Emma Waiting at Cumorah
This piece is printed on high quality Museum Giclee Canvas and is offered framed or unframed,
All sizes are available unframed
Framed canvas is only available in the following sizes :
Choose from 3 Frame Styles.
Antique Gold 2”, Solid Wood
Black Cove 2.75”, Laminate
Brushed Mahogany & Gold 2.5”, Solid Wood
Please note that framed artwork can take up to one week to ship due to our production time. If you have any question or concerns, feel free to reach out to us to discuss them.
This beautiful painting depicts a patiently waiting Emma at the Hill Cumorah. We can wonder what she must have seen and felt during that most monumental moment.
Emma Smith, wife of Joseph Smith, played a prominent role in the restoration of the Church.
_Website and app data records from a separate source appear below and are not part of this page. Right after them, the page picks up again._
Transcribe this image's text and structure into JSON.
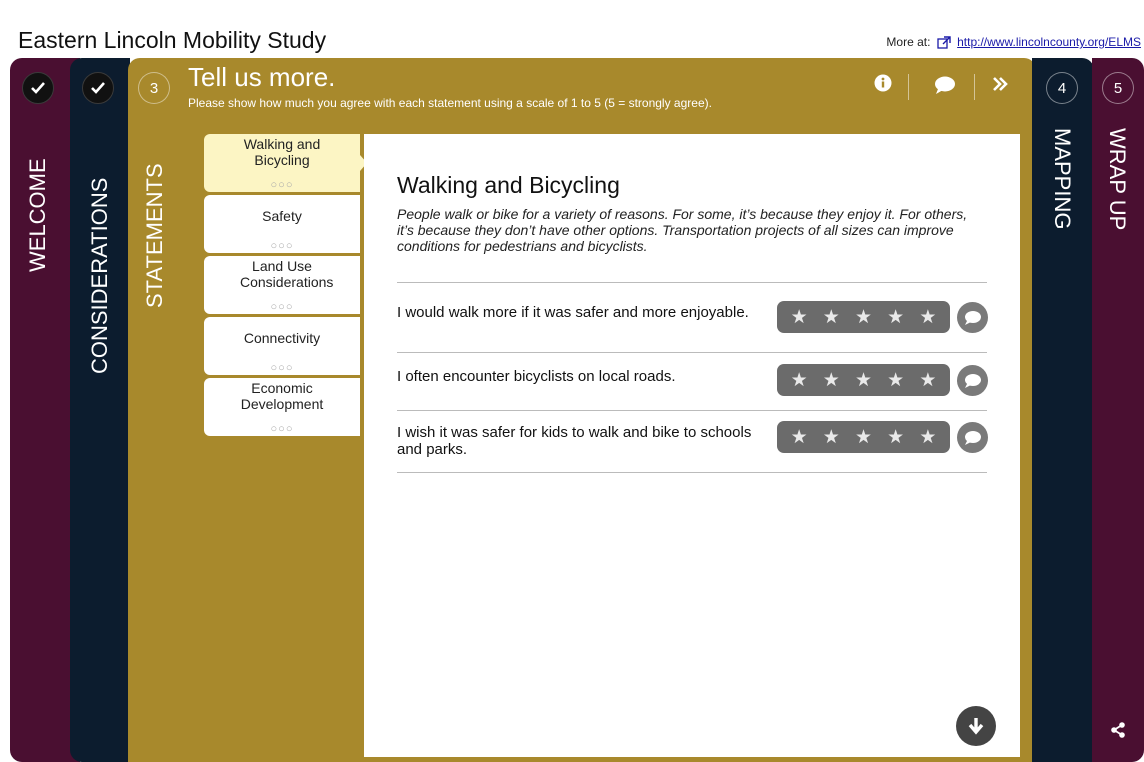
{
  "site": {
    "title": "Eastern Lincoln Mobility Study",
    "more_at_label": "More at:",
    "link": "http://www.lincolncounty.org/ELMS"
  },
  "steps": [
    {
      "label": "WELCOME",
      "status": "check"
    },
    {
      "label": "CONSIDERATIONS",
      "status": "check"
    },
    {
      "label": "STATEMENTS",
      "number": "3"
    },
    {
      "label": "MAPPING",
      "number": "4"
    },
    {
      "label": "WRAP UP",
      "number": "5"
    }
  ],
  "header": {
    "title": "Tell us more.",
    "instructions": "Please show how much you agree with each statement using a scale of 1 to 5 (5 = strongly agree).",
    "icons": [
      "info-icon",
      "comment-icon",
      "double-chevron-right-icon"
    ]
  },
  "topics": [
    {
      "label": "Walking and Bicycling",
      "dots": "○○○"
    },
    {
      "label": "Safety",
      "dots": "○○○"
    },
    {
      "label": "Land Use Considerations",
      "dots": "○○○"
    },
    {
      "label": "Connectivity",
      "dots": "○○○"
    },
    {
      "label": "Economic Development",
      "dots": "○○○"
    }
  ],
  "content": {
    "title": "Walking and Bicycling",
    "description": "People walk or bike for a variety of reasons. For some, it’s because they enjoy it. For others, it’s because they don’t have other options. Transportation projects of all sizes can improve conditions for pedestrians and bicyclists.",
    "statements": [
      {
        "text": "I would walk more if it was safer and more enjoyable.",
        "rating": 0,
        "max_rating": 5
      },
      {
        "text": "I often encounter bicyclists on local roads.",
        "rating": 0,
        "max_rating": 5
      },
      {
        "text": "I wish it was safer for kids to walk and bike to schools and parks.",
        "rating": 0,
        "max_rating": 5
      }
    ]
  },
  "colors": {
    "welcome_bg": "#4a0f31",
    "considerations_bg": "#0c1c2e",
    "active_bg": "#a8892c",
    "active_tab_bg": "#fcf5c4",
    "rating_bg": "#6b6b6b"
  }
}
Her mother-in-law, Lucy Mack Smith, praised Emma’s character: “I have never seen a woman in my life, who would endure every species of fatigue and hardship, from month to month, and from year to year, with that unflinching courage, zeal, and patience, which she has always done. … She has been tossed upon the ocean of uncertainty; … She has breasted the storms of persecution, and buffeted the rage of men and devils, … which have borne down almost any other woman.”
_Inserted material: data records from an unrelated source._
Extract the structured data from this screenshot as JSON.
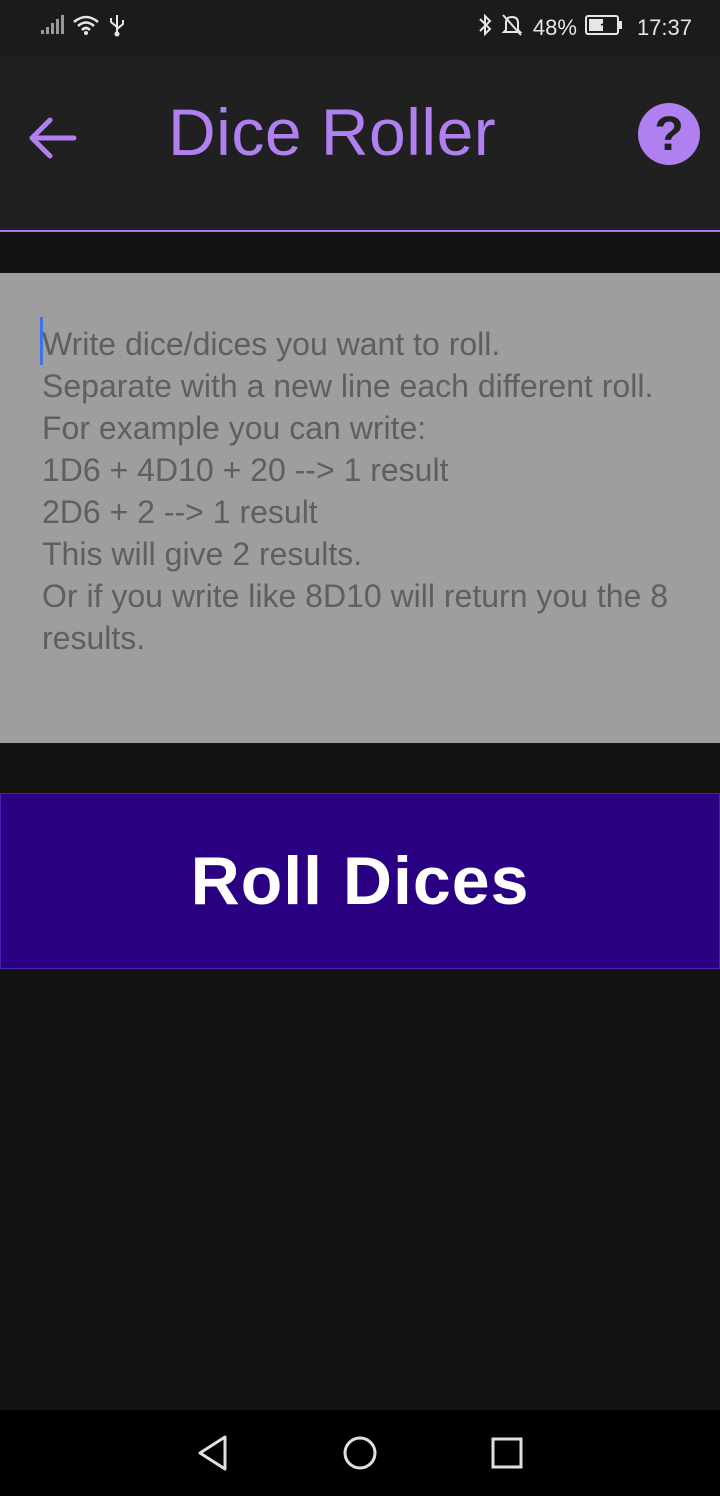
{
  "status_bar": {
    "battery": "48%",
    "time": "17:37"
  },
  "app_bar": {
    "title": "Dice Roller",
    "accent_color": "#b07ff0"
  },
  "input": {
    "placeholder": "Write dice/dices you want to roll.\nSeparate with a new line each different roll.\nFor example you can write:\n1D6 + 4D10 + 20 --> 1 result\n2D6 + 2 --> 1 result\nThis will give 2 results.\nOr if you write like 8D10 will return you the 8 results.",
    "value": ""
  },
  "roll_button": {
    "label": "Roll Dices",
    "color": "#2a0082"
  },
  "nav_bar": {
    "icons": [
      "back-triangle-icon",
      "home-circle-icon",
      "recents-square-icon"
    ]
  }
}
Born on July 10, 1804, in Willingsborough (later Harmony), Pennsylvania, Emma Hale was the seventh of nine children of Isaac and Elizabeth Lewis Hale. The wealthy family lived on a 90-acre farm in the Susquehanna River Valley, where Isaac shipped meat and other merchandise downriver to Philadelphia and Baltimore.
As a child, Emma developed a deep sense of religious conviction and devotion to God. Methodism became popular in the Susquehanna region in the early 1800s, and Emma began attending with her mother at the age of seven. A family tradition suggests that Isaac Hale overheard his young daughter Emma praying for him in the woods near their home and that this contributed to his spiritual conversion. Emma most likely attended the female seminary in Great Bend Township, and she later taught school.
Emma was 21 years old when she met 19-year-old Joseph Smith at the end of October 1825. Joseph had come southwest from New York seeking employment in the Susquehanna Valley. His lack of education and resources contrasted with Emma’s respectable situation, but she was immediately impressed with his character and morals. They courted for several months while Joseph worked to improve his financial situation. Isaac and Elizabeth Hale were opposed to the relationship, disapproving of Joseph’s religious pursuits and his work for Josiah Stowell, who had hired Joseph to help him dig for purported lost Spanish silver in the area. Emma and Joseph eloped on January 18, 1827, in South Bainbridge, New York, and then went to live with the Smith family. They returned to Pennsylvania in December 1827 to live near her family and work on the translation of the Book of Mormon. (Thank you to the Church of Jesus Christ of Latter-day Saints website for this lovely description.)
Art by Oliver Johnson
OUR COMMITMENT TO BE IN HARMONY WITH THE REVEALED NAME OF THE CHURCH:
President Russell M. Nelson of The Church of Jesus Christ of Latter-day Saints released the following statement regarding the name of the Church.
"The Lord has impressed upon my mind the importance of the name He has revealed for His Church, even The Church of Jesus Christ of Latter-day Saints. We have work before us to bring ourselves in harmony with His will."
The Nauvoo Gallery has been working to put our website and our gallery store in Nauvoo, Illinois in harmony with this important revelation. It’s been customary for websites like ours to use terms like LDS Art, LDS Temple Art, LDS pictures or Mormon Art when describing our products for Google and other search engines. Our intention has been to help people find what has been termed as LDS products & LDS Gifts. It took many many months to build and add products to this website using those relevant and popular search terms - please bear with us as we still find each instance where we can better be in harmony with President Nelson’s message. Thank you for your patience and your kindness during this process